Thyroid gland (overview)

The thyroid gland is a butterfly-shaped endocrine organ that is positioned in the midline of the anterior aspect of the neck. It is found immediately below the cricoid cartilage of the larynx. The thyroid gland is the largest endocrine gland, weighing between 0.53 - 0.88 ounces (15 - 25 grams). However, it usually weighs 0.71 ounces (20 grams). In women, the gland can increase in size and weight during pregnancy and menstruation.

The thyroid gland overlies the trachea (Read more!) and wraps around it. Anteriorly, it is covered by the sternohyoid and sternothyroid muscles. Usually, the thyroid gland extends from the level of the fifth cervical vertebra (C5) (Read more!) to the first thoracic vertebra (T1) (Read more!). Its superior portion also overlies some aspects of the cricoid and thyroid cartilages of the larynx. 

The thyroid gland is entirely surrounded by the pretracheal layer of the deep cervical fascia.
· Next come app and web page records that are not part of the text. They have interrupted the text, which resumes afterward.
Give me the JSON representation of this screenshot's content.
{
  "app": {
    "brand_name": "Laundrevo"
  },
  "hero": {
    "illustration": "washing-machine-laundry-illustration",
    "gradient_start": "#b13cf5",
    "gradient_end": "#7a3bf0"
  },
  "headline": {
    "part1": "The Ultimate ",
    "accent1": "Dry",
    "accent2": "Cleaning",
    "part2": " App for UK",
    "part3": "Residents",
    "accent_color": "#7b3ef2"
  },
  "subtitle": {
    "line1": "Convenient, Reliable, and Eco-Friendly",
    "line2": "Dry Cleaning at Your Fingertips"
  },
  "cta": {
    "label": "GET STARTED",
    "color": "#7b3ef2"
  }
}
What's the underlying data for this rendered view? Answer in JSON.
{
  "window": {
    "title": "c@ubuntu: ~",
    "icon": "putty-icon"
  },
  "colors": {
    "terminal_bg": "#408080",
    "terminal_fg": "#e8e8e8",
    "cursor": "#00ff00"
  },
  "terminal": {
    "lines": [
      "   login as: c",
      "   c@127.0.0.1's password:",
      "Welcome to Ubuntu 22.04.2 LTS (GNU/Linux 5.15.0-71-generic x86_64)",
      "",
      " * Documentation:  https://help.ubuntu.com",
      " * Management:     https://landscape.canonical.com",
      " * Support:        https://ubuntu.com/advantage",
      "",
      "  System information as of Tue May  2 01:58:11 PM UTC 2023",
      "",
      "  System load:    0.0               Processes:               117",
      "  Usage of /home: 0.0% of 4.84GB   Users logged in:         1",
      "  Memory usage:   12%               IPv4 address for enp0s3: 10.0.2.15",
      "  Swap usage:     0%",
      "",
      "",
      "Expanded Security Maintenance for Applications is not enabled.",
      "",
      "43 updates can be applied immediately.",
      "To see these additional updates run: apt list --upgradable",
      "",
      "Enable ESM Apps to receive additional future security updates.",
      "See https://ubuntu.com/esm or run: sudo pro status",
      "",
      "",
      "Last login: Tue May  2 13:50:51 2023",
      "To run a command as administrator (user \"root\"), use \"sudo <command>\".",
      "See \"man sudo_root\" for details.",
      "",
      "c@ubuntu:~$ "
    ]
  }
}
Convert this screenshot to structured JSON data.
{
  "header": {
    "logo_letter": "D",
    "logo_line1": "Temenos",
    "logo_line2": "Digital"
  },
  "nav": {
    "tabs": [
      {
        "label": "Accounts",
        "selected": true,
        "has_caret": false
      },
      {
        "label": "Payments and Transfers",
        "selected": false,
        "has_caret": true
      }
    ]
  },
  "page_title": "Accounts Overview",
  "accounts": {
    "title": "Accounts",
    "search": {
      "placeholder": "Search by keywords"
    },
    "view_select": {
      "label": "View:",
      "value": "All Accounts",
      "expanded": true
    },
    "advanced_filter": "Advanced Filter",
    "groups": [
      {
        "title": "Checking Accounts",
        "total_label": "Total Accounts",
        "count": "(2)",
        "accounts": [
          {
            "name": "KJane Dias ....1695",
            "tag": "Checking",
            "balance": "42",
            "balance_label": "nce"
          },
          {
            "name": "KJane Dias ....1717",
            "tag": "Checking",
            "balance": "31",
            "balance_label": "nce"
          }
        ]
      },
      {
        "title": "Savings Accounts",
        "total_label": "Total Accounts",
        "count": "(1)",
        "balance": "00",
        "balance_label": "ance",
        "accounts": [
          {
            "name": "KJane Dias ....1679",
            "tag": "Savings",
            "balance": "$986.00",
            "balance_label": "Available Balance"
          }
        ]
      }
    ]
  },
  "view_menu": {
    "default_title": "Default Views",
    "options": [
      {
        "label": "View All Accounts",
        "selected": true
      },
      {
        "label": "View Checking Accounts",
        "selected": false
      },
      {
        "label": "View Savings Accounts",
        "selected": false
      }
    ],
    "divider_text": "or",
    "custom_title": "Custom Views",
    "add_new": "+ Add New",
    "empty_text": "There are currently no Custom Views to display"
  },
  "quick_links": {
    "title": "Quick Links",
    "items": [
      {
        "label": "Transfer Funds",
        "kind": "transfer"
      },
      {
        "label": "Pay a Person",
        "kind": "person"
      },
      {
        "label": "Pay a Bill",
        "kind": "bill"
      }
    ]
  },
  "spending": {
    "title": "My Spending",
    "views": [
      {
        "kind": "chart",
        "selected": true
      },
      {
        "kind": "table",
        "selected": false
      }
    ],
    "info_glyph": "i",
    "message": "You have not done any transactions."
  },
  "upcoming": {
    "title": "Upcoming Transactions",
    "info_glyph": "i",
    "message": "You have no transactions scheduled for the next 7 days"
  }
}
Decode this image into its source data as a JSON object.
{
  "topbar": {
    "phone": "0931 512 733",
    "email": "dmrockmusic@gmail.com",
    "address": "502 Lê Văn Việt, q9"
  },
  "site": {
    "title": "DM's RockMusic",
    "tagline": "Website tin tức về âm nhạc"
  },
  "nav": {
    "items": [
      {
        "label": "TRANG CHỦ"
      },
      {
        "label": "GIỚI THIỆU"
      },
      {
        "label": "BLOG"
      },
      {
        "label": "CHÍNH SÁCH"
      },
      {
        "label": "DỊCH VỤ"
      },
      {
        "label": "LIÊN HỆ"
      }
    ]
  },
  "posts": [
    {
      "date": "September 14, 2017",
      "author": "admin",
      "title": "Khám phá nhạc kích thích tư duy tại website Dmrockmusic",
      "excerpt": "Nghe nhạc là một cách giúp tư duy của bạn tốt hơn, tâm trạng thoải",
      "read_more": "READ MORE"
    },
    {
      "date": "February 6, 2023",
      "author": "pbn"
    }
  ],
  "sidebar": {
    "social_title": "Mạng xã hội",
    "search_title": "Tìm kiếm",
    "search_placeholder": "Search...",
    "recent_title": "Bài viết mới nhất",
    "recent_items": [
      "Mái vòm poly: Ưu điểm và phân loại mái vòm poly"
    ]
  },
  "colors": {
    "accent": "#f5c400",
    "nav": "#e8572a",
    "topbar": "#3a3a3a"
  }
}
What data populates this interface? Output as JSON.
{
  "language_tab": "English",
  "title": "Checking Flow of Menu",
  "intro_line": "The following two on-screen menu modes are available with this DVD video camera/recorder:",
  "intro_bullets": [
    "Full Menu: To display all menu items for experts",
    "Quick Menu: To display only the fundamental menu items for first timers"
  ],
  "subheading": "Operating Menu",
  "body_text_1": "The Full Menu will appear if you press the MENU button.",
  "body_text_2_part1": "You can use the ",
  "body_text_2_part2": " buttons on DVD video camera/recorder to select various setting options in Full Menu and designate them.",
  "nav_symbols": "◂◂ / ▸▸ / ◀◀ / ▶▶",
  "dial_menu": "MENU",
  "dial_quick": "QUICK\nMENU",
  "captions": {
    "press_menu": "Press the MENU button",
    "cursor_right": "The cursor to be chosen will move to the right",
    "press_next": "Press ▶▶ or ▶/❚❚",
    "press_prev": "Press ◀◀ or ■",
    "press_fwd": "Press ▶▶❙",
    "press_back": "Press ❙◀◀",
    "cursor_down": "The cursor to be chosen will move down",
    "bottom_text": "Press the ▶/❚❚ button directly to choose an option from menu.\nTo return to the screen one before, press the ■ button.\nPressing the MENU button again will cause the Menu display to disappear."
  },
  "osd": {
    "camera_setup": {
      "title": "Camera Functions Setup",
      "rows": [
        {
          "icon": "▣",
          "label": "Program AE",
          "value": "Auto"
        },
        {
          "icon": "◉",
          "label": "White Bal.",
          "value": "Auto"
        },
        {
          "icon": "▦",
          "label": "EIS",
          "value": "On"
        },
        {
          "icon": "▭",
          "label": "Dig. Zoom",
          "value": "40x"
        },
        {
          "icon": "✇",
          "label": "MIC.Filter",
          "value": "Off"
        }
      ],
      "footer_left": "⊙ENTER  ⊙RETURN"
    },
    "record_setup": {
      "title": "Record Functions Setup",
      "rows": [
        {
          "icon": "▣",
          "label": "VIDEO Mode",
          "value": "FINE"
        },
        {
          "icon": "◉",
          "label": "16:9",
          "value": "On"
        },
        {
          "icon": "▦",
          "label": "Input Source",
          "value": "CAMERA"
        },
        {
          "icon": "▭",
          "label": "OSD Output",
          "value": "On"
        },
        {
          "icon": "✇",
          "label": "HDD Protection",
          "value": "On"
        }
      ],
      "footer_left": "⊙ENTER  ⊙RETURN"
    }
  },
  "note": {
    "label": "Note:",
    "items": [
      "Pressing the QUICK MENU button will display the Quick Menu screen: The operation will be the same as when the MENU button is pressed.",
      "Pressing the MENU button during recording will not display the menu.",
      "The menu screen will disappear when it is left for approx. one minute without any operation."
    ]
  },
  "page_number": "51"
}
The pretracheal fascia also condensates into the posterior suspensory ligament of the thyroid gland (Berry's ligament), which attaches the posterior aspect of the gland to the first two tracheal cartilages and the cricoid cartilage of the larynx. This connection elevates the gland and its related structures during swallowing. 

The thyroid gland belongs to the endocrine system, and it is responsible for producing thyroid hormones (T3, T4) and calcitonin. The thyroid hormones regulate body metabolism, while calcitonin maintains calcium homeostasis. To sum up, the thyroid gland participates in the regulation of metabolism, growth and development of the body. Also, it is involved in the regulation of calcium serum concentration levels.